where $\delta_{ij}$ is the Kronecker delta. Indeed, the presentation matrix ${}_{E}[\phi]_{E} = xI - M$. Now, let’s recall what SNF says us.

## Smith Normal Form

Every nonzero $x \times m$ matrix $\Gamma$ with entries in a Euclidean ring $R$, which is equivalent to a matrix of the form

where $\sum = \diag{\sigma_{1}, \dots, \sigma_{q}}$ and $\sigma_{1} \vert \dots \vert \sigma_{q}$ are nonzero, such matrix is called the SNF of $\Gamma$.

Now that we have how the presentation matrix is involved with the bases, we can do the conntection between them.

Definition: Let $R$ be a euclidean ring and let $\Gamma$ be the $n \times m$ presentation matrix associated to an $R$-map $\phi: R^{n} \longrightarrow R^{m}$, relative to some choice of bases, and let $M = \coker{\phi}$.

Theorem: If $\Gamma$ is $R$-equivalent to a SNF $\diag{\sigma_{1}, \dots, \sigma_{q}} \oplus 0$, then those $\sigma_{1}, \dots, \sigma_{1}$ that are not units are the invariant factors of $M$.

Proof: Suppose that $\diag{\sigma_{1}, \dots, \sigma_{q}} \oplus 0$ is in fact the SNF of $\Gamma$, then the bases of $y_{1}, \dots, y_{n}$ of $R^{n}$ and $z_{1}, \dots, z_{m}$ of $R^{m}$ with $\phi(y_{1}) = \sigma_{1}z_{1}, \dots, \phi(y_{q}) = \sigma_{q}z_{q}$ and $\phi(y_{j}) = 0$ for all $y_{j} > q$, if any. We see that $R/(0) \cong R$ and $R/(u) \cong \{0\}$ if $u$ is a unit. If $\sigma_{s}$ is the first $\sigma_{i}$ that is not a unit, then

a direct sum of cyclic modules for which $\sigma_{s} \vert \dots \vert \sigma_{q}$. Indeed $\sigma_{s}, \dots, \sigma_{q}$ are the invariant factors of $M$.

The proof of the theorem clears why is necessary to get the SNF for answering to the question that I posted on Math.StackExchange
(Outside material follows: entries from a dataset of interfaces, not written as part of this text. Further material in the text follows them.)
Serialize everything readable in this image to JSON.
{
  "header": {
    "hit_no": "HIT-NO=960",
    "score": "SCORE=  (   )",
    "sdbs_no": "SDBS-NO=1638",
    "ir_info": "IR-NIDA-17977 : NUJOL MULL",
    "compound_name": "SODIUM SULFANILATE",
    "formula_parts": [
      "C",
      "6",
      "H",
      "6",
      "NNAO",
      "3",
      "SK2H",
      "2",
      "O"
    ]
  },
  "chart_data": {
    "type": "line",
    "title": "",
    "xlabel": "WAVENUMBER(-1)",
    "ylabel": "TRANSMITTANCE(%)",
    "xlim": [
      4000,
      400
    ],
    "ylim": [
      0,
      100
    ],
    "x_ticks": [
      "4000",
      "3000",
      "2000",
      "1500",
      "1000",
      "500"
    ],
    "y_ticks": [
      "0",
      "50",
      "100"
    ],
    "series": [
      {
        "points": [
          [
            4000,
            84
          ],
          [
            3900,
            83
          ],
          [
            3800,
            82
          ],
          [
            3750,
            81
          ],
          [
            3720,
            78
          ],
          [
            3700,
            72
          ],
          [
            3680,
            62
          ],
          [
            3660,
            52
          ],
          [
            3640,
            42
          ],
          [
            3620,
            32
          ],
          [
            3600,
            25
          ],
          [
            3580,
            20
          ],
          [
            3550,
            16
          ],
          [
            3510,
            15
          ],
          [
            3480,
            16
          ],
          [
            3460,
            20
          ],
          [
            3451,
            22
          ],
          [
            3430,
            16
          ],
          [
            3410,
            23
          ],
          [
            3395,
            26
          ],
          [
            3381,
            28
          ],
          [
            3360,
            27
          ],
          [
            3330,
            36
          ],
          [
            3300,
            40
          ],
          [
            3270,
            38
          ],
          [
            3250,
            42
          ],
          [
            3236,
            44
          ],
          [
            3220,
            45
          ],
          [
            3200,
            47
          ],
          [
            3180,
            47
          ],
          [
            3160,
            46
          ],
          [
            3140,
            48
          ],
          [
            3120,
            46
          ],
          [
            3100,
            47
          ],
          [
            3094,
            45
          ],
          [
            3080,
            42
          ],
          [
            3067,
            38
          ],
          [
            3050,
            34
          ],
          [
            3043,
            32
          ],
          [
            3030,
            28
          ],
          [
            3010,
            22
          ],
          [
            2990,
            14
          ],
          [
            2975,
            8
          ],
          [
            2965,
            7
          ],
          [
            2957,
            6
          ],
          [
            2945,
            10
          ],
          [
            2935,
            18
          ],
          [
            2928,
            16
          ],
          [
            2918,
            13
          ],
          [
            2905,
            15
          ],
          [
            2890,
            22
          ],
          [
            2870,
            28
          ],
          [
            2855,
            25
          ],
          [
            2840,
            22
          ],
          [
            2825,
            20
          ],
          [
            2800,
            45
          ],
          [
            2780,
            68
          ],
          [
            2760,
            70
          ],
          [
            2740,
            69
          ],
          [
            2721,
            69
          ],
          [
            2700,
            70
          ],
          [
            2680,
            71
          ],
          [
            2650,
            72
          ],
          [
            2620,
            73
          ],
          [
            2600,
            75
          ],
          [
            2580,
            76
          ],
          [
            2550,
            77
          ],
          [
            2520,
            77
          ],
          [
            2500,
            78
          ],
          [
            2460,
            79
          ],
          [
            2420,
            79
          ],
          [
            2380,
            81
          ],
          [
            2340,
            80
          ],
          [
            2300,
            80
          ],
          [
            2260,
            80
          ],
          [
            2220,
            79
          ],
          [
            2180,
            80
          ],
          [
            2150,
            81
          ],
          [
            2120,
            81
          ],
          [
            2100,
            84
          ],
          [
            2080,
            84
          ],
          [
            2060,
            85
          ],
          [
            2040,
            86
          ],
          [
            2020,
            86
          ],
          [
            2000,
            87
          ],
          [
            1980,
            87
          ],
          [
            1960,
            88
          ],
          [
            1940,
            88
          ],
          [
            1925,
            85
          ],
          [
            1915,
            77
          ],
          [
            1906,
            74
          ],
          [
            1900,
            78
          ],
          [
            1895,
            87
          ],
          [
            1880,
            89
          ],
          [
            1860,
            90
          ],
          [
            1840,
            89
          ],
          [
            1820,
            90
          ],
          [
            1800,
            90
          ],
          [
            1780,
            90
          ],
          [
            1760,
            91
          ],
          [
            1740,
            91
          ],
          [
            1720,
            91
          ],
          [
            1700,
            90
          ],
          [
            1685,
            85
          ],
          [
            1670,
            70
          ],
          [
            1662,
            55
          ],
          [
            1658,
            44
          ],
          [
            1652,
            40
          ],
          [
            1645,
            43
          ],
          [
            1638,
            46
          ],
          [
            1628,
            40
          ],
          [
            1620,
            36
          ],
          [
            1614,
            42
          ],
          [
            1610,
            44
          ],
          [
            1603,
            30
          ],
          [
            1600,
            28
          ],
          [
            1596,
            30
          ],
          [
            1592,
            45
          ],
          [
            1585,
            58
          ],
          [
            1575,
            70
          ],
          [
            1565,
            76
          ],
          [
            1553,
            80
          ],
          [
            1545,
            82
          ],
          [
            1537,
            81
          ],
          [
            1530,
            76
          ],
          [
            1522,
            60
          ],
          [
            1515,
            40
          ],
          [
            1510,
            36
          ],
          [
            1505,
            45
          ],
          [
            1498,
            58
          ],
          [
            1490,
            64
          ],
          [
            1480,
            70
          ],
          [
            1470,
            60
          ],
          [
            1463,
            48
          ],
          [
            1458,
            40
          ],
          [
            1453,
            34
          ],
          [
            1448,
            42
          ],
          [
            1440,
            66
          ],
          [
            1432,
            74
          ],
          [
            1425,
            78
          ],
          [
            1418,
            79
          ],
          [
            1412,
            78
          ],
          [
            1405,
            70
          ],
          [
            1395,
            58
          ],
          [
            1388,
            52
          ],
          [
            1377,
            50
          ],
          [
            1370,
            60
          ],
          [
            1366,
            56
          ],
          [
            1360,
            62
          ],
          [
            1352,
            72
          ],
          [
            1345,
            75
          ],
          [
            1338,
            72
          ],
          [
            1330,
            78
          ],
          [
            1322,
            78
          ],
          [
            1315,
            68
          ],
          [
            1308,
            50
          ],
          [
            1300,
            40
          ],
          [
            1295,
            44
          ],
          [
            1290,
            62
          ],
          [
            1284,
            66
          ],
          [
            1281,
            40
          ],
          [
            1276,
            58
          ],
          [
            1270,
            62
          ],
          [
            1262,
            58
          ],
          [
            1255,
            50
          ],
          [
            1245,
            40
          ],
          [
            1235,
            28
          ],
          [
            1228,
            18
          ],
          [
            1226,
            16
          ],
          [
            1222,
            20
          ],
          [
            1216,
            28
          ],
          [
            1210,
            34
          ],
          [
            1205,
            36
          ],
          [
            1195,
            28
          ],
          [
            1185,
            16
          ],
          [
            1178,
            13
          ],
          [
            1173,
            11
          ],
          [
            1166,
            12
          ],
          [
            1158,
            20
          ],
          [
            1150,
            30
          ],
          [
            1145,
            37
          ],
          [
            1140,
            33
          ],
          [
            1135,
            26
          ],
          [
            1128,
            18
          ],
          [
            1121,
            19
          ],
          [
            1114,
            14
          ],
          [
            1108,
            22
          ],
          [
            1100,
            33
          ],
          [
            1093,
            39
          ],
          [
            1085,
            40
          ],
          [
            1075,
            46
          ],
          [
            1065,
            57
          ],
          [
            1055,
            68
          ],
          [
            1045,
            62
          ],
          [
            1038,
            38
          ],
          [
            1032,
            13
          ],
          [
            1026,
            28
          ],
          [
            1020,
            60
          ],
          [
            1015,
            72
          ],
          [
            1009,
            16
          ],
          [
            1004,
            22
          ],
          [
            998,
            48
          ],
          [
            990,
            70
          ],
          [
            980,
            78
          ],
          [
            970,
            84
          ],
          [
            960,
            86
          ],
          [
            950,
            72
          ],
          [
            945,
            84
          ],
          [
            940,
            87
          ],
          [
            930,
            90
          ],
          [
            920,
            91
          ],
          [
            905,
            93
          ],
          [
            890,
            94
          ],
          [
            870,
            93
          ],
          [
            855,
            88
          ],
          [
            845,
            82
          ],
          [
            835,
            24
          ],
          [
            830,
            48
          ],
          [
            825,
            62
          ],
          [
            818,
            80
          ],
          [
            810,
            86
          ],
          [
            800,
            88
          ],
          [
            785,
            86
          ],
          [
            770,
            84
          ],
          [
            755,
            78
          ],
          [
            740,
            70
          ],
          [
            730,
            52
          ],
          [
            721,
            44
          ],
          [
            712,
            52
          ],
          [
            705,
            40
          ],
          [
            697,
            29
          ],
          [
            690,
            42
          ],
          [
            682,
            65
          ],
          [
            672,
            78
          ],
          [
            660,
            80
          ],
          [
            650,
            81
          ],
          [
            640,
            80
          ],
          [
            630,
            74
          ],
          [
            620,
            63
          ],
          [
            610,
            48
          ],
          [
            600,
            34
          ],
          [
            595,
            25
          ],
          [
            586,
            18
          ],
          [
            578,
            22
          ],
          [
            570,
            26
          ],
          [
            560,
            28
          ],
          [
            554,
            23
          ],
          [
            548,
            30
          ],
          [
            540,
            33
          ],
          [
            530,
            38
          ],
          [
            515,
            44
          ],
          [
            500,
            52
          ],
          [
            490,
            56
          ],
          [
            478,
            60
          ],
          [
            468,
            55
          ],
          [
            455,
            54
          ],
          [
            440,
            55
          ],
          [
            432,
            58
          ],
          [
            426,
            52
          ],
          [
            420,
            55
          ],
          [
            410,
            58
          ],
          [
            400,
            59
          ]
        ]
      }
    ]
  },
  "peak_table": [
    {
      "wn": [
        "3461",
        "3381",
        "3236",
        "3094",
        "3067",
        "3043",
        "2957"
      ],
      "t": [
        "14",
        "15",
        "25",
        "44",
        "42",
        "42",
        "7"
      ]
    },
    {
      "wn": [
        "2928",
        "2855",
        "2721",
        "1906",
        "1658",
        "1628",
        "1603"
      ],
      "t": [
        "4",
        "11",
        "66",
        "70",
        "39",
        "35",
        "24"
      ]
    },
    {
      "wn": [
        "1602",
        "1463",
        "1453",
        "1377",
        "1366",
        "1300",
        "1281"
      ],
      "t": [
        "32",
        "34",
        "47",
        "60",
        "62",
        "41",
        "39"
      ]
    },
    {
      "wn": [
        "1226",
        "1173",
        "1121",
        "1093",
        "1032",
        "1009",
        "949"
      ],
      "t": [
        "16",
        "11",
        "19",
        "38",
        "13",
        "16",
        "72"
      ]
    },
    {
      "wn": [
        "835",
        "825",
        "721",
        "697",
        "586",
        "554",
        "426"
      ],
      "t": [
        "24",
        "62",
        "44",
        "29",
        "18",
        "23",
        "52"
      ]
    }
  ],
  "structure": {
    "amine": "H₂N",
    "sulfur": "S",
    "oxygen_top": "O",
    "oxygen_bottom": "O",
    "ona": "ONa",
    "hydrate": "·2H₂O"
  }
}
PS: Most of the ideas posted here were obtained of the book Advanced Modern Algebra Third Edition, Part 1 by Joseph J. Rotman, especially the proof of the theorem.